▶ _Activity_: Report each line from the records where the string "circle" turns up.
*** Data for analysis ***
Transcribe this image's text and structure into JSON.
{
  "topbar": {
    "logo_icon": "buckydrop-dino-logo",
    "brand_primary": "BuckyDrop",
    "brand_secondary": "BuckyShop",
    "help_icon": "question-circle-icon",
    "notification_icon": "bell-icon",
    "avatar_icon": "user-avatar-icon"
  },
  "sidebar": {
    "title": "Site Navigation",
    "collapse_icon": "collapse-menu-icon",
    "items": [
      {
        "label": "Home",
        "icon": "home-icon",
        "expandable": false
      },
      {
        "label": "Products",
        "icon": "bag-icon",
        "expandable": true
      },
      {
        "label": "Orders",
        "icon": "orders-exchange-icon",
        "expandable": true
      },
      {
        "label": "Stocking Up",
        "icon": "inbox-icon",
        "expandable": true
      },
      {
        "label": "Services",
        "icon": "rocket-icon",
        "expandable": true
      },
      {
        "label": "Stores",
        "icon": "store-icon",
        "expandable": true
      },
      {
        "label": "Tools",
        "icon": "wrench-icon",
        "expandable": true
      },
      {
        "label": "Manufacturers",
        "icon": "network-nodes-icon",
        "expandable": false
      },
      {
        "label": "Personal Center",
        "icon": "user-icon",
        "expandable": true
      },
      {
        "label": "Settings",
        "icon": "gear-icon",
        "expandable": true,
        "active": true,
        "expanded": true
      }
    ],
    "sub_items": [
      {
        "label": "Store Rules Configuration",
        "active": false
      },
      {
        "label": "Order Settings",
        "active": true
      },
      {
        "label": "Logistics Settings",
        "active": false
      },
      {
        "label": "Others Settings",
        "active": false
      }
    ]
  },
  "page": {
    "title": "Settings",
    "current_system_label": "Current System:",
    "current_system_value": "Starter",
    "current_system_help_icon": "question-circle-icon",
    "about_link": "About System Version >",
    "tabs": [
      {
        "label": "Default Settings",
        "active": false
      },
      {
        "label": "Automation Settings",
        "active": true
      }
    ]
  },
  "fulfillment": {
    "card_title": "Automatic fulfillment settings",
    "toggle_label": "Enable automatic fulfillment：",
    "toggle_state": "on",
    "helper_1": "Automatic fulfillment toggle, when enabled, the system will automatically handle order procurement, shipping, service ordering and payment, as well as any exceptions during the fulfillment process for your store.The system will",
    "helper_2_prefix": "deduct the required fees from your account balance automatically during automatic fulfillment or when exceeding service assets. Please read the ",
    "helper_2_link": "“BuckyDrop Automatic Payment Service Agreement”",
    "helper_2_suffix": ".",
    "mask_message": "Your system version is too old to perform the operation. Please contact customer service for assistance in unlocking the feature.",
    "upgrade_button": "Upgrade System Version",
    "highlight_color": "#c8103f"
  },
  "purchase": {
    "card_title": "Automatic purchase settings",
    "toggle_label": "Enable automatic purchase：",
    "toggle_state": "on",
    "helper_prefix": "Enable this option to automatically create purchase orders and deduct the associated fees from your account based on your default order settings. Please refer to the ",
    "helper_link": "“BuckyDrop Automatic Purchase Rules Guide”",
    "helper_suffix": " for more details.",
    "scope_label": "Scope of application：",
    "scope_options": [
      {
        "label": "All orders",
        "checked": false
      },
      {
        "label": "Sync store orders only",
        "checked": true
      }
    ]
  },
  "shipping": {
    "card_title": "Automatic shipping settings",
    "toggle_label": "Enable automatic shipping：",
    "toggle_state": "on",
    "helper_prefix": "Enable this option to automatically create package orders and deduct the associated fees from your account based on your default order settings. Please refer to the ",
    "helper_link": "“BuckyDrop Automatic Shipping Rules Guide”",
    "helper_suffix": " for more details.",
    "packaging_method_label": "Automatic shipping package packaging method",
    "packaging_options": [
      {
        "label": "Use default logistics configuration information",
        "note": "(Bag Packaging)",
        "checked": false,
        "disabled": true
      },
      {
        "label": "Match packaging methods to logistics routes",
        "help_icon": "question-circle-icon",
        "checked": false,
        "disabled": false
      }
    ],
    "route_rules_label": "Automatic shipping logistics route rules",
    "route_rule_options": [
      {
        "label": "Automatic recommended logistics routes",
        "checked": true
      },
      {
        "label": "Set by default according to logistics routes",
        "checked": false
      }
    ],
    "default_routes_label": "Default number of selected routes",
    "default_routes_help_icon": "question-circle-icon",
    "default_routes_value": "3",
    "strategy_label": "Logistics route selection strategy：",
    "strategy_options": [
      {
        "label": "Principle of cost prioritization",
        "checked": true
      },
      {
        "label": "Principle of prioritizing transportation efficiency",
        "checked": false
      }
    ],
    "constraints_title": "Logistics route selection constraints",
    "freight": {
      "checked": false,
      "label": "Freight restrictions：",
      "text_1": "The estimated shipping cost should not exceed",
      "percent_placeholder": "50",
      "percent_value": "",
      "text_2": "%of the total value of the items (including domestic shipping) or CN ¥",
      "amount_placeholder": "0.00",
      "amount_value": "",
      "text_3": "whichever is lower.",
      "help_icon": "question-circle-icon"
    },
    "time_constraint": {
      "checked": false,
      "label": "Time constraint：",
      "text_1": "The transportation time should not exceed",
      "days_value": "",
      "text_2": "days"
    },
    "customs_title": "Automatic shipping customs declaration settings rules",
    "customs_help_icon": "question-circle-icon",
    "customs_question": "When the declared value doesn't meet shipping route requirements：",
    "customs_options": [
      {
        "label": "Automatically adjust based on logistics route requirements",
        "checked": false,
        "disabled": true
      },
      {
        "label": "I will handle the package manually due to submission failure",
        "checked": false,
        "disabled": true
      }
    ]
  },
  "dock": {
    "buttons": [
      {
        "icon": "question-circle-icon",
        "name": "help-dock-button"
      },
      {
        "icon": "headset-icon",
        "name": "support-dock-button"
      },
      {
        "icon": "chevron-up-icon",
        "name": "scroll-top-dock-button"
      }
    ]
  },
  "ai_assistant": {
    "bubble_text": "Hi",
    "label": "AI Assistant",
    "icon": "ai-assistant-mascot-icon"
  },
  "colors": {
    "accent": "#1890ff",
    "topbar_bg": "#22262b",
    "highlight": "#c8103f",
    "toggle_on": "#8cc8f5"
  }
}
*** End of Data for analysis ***
▶ _Exercise answer_:
    "help_icon": "question-circle-icon",
    "current_system_help_icon": "question-circle-icon",
        "help_icon": "question-circle-icon",
    "default_routes_help_icon": "question-circle-icon",
      "help_icon": "question-circle-icon"
    "customs_help_icon": "question-circle-icon",
        "icon": "question-circle-icon",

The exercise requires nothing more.